June 20, 2012 § 3 Comments
I want you to do something for me, no, no, don’t worry, it’s not very complex.
I want you to stare at the picture I’ve put in just below here.
And now, I want you to think about what you noticed. « Read the rest of this entry »
June 12, 2012 § Leave a comment
They say that communism works, in theory. So I’m going to roll with a little thought exercise here.

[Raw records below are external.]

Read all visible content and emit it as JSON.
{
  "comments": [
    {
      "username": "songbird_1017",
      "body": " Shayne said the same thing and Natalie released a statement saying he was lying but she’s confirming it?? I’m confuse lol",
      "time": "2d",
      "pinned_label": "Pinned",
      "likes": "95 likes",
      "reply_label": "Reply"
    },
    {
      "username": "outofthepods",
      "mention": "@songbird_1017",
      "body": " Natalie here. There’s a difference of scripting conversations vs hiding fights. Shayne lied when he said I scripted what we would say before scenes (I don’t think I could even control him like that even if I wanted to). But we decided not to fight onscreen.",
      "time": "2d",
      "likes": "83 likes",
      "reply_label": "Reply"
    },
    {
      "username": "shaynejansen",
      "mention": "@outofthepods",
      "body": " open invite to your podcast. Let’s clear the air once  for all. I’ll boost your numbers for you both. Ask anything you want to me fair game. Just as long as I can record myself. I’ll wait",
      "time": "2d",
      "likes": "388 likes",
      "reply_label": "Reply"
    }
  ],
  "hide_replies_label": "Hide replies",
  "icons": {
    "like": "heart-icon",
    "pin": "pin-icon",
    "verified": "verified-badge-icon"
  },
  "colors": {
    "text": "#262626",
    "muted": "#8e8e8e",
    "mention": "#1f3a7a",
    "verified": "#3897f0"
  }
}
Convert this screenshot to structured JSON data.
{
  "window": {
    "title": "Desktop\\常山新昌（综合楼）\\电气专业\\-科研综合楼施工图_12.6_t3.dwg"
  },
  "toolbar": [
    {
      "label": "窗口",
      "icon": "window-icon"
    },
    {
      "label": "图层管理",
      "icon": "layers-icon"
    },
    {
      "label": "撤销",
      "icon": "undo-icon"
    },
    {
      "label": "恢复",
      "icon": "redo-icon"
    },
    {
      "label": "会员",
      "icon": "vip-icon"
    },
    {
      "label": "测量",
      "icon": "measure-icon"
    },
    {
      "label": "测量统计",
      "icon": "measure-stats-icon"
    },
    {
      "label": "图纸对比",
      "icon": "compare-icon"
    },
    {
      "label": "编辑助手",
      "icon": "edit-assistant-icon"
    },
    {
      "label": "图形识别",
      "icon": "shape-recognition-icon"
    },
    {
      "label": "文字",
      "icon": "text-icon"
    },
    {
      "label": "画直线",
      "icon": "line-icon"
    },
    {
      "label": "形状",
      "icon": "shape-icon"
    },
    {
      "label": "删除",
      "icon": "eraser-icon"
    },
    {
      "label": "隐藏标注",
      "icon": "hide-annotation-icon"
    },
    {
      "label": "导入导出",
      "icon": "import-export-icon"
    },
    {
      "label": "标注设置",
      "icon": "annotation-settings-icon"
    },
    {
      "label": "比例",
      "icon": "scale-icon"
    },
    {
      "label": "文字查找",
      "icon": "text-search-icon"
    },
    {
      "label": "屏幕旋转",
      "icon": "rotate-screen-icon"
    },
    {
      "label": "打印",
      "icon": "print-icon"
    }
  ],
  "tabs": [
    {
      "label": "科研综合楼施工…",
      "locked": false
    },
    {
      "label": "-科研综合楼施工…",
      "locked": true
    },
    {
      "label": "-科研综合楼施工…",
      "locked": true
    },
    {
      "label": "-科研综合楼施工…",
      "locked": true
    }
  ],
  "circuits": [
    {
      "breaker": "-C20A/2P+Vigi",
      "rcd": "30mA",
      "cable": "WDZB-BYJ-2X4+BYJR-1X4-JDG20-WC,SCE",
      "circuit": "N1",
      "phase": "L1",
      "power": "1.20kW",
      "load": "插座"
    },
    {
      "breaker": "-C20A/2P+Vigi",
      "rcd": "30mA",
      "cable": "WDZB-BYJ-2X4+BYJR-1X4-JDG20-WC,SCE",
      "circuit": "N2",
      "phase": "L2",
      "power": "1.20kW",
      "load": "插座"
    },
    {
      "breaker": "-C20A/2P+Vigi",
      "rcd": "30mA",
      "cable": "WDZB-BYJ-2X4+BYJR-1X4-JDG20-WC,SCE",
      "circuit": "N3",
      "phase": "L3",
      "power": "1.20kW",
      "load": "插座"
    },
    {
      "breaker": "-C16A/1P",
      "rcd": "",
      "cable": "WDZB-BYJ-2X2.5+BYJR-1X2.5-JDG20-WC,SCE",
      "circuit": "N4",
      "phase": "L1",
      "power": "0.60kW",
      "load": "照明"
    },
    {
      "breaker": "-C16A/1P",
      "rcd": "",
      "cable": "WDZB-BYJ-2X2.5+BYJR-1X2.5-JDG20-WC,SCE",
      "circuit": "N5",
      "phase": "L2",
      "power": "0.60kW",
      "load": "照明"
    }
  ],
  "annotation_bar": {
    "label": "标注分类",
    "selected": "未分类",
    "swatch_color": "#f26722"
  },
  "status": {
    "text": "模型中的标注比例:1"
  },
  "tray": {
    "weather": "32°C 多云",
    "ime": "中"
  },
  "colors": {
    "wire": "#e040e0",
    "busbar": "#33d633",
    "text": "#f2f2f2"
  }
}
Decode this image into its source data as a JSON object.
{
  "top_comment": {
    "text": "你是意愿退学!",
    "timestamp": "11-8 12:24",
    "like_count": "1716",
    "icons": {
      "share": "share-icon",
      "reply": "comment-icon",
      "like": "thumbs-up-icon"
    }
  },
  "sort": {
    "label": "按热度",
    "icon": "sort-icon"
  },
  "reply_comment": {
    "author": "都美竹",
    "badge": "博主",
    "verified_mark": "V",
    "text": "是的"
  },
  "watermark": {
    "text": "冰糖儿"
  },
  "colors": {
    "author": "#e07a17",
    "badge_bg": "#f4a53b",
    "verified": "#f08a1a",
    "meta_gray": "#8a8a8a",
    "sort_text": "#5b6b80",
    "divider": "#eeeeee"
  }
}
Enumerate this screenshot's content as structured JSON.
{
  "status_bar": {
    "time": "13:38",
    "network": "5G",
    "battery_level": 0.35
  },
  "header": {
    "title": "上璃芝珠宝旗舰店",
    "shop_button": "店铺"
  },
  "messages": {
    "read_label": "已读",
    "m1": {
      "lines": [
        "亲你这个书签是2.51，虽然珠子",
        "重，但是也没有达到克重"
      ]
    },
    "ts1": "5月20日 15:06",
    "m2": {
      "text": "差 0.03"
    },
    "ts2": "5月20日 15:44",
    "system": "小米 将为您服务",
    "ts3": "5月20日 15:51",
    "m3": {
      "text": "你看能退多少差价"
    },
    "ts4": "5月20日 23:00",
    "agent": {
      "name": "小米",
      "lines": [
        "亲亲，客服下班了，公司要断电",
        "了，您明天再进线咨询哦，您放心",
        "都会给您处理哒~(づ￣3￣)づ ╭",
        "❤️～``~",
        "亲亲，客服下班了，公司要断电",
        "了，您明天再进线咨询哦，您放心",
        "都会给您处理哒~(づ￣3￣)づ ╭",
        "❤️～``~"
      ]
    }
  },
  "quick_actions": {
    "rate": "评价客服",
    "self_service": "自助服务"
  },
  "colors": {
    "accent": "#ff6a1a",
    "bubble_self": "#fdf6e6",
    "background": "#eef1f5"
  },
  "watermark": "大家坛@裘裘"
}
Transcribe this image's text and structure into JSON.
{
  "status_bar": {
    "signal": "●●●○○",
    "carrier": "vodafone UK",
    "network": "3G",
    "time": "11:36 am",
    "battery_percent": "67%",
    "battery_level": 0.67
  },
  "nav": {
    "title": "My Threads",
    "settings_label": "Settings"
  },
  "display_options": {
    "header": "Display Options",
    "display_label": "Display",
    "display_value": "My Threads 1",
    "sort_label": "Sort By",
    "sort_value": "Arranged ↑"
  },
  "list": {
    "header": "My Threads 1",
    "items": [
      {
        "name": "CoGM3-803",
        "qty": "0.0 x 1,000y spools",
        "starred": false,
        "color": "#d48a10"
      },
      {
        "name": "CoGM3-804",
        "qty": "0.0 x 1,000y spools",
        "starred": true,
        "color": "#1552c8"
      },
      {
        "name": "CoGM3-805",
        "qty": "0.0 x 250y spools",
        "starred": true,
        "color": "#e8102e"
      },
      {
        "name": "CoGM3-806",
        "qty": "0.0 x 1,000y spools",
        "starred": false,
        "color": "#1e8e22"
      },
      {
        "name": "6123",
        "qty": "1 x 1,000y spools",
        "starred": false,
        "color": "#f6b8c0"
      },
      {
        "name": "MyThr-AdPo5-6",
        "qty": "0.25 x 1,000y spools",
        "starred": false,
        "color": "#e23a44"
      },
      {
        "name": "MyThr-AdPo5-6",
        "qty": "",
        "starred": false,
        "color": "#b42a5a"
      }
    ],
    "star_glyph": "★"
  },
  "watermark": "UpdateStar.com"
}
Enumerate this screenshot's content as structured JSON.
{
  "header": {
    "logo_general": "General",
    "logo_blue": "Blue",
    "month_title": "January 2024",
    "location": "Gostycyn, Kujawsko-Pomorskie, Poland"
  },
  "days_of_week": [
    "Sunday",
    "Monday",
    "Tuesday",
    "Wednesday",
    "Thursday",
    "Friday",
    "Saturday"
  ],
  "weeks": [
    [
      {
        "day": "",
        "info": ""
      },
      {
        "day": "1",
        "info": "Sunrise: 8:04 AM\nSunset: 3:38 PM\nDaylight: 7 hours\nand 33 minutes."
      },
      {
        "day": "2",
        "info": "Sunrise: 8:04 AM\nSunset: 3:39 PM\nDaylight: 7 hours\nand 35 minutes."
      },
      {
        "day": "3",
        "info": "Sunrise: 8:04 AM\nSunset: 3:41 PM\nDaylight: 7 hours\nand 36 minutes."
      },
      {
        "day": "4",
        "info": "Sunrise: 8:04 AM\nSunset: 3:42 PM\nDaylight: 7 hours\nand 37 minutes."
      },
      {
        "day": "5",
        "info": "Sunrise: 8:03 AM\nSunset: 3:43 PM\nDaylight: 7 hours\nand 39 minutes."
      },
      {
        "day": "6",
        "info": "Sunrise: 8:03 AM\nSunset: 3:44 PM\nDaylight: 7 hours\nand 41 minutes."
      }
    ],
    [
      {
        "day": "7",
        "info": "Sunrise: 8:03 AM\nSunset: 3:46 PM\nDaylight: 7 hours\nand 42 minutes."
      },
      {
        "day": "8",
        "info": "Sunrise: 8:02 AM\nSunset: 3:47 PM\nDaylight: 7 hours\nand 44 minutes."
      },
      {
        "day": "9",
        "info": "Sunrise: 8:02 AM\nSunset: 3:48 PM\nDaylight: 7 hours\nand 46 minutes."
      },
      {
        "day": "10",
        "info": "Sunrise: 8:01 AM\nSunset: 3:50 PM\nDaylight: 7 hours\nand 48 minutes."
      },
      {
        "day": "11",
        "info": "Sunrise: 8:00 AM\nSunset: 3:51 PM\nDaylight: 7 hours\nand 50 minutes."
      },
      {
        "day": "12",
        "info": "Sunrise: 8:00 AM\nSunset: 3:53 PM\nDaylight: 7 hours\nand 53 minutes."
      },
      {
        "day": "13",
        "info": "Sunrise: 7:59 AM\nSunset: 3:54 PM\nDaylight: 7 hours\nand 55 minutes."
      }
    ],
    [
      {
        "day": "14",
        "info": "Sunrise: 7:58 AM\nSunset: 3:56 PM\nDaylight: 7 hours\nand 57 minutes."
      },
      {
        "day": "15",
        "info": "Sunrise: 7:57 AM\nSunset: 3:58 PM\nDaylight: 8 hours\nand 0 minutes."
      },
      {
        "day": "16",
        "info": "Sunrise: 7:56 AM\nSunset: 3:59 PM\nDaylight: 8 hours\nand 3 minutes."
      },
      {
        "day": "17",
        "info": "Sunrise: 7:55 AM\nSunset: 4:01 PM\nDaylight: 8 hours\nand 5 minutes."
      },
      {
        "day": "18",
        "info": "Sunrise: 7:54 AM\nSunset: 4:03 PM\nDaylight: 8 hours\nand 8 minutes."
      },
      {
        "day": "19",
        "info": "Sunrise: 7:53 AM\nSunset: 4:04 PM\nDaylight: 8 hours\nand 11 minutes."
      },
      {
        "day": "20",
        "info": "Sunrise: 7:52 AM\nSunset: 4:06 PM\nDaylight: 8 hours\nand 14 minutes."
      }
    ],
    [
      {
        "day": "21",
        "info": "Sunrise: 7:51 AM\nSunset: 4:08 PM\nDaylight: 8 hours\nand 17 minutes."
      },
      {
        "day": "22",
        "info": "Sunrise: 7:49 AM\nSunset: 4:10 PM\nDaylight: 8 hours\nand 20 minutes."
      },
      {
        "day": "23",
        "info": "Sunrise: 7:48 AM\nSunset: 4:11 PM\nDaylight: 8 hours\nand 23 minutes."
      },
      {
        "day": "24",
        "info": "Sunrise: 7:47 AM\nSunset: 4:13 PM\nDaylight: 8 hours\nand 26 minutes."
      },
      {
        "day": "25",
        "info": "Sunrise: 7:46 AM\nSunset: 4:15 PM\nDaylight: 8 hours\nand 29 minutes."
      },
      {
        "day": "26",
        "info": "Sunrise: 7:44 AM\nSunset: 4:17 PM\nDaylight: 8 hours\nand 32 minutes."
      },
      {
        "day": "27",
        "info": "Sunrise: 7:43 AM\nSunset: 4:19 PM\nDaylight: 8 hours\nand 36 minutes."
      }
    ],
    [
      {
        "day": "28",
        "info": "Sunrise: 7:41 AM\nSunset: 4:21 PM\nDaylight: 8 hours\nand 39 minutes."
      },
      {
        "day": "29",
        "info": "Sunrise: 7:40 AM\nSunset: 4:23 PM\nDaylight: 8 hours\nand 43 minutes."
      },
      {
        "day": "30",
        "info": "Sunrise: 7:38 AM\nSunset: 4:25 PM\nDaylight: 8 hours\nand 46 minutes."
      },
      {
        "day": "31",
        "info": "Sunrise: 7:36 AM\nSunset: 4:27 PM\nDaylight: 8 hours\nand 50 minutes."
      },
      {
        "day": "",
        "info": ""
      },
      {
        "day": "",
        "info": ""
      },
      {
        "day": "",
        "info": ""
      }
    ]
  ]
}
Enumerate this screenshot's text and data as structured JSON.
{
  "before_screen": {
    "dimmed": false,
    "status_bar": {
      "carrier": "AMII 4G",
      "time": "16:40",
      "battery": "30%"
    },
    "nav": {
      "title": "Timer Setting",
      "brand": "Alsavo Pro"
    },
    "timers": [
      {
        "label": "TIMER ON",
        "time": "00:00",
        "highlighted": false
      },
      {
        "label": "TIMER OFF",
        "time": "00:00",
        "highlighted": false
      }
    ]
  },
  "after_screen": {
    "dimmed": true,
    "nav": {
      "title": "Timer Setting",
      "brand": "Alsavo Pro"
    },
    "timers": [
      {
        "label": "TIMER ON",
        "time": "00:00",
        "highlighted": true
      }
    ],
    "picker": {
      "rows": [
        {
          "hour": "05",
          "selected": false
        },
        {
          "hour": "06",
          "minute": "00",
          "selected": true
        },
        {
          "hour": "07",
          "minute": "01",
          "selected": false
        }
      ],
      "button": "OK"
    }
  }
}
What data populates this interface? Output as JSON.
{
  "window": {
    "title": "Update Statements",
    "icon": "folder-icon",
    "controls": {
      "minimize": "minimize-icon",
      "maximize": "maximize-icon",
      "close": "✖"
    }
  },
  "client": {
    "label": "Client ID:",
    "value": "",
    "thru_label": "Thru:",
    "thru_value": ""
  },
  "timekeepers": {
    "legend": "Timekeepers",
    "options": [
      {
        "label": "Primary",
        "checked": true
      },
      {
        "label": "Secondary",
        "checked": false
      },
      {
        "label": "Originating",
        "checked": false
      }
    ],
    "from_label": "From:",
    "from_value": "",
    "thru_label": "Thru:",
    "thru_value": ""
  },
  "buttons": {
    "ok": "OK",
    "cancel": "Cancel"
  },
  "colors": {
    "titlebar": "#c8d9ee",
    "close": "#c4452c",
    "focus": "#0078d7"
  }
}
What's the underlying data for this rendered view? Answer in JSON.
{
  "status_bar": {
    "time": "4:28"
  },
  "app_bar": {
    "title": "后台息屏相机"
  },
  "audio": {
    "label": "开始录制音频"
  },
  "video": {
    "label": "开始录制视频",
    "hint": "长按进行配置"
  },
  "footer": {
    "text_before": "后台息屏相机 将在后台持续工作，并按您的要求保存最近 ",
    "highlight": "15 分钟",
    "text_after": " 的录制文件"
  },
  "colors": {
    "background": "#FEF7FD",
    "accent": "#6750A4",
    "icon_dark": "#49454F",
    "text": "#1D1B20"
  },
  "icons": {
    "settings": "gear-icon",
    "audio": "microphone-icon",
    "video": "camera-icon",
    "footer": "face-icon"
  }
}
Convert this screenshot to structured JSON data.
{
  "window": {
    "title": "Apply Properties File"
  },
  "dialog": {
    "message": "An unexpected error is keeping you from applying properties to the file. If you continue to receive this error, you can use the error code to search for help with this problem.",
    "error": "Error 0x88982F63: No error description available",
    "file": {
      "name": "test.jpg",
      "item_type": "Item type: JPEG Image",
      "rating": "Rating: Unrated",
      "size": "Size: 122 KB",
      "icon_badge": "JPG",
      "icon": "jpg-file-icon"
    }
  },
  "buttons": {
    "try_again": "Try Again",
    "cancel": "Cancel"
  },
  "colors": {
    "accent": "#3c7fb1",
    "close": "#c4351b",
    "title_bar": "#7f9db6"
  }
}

I read a piece a while back, detailing how the author believed that PC gamers were being “self-entitled” by demanding that they be able to run games at 1080P 60, and the author made claims about the quality of films, particularly those in the Blu-Ray format, to do with its typical 24fps rate, and detailed stuff to do with the quality on screen. For the life of me, I can’t remember where I read it, but an interesting point was raised, namely that we should be aiming for photo-realistic quality(technically a more accurate term would be “pixel-perfect,” that is that no “blemishes” are shown), but at 1280 * 720, instead of the usual 1920 * 1080. « Read the rest of this entry »
June 7, 2012 § 2 Comments
This is a fairly short post, just to describe the maths behind “size” of video files, specifically in their uncompressed form. Obviously, the number here have no real world application, but I find it interesting.
Specifically, we’re looking at something running at 24fps, and running on what wikipedia says is 2k resolution for cinemas, 1998 × 1080, which is a 1.85:1 aspect ratio, not that that’s related, oh, and let’s say we’re dealing with a 2 hour long movie, which is running in 3D.
So, if we have a 1998 x 1080 screen, we’re dealing with 2,157,840 pixels on screen.
Let’s assume that each pixel is running in 32 bit colour, so we have 69,050,880 bits on each frame, which is (divided by eight to get) 8,631,360 bytes in each frame(obviously, the simpler equation is just to multiply the bits by 4 to get 32 bits as bytes).
There are 48 frames every second(24 frames, twice, to deal with 3D), which means we have 414,305,280 bytes every second.
With sixty seconds in every minute, we have 24,858,316,800 bytes every minute.
With one-hundred and twenty minutes in two hours, we have 2,982,998,016,000 bytes for the whole film.
There are 1024 bytes in a kilobyte, so if we divide by 1024 we have 2,913,084,000 kilobytes.
The same applies for kilobytes into megabytes, so it’s 2,844,809 megabytes.
Funnily enough, the same as above applies to get gigabytes, so it’s 2,778 gigabytes, or 2.7 terabytes.
Unless I’ve made a mistake in my maths here, which is entirely possible.